Search the data below for the word "label" and copy each line that holds it.
○ ○ ○ ○
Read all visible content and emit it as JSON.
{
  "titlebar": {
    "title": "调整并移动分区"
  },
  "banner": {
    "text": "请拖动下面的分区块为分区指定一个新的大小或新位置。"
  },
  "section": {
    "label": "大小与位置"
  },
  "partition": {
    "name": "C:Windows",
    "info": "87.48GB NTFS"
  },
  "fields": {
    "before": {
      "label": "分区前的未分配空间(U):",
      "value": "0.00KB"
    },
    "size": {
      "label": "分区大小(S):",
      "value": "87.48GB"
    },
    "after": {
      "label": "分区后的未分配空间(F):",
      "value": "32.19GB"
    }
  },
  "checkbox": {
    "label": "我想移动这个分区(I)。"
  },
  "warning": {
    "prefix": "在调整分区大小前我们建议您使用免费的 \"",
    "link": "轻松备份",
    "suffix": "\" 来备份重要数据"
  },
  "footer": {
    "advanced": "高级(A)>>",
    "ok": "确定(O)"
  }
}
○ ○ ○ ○
WRITTEN REPLY
    "label": "大小与位置"
      "label": "分区前的未分配空间(U):",
      "label": "分区大小(S):",
      "label": "分区后的未分配空间(F):",
    "label": "我想移动这个分区(I)。"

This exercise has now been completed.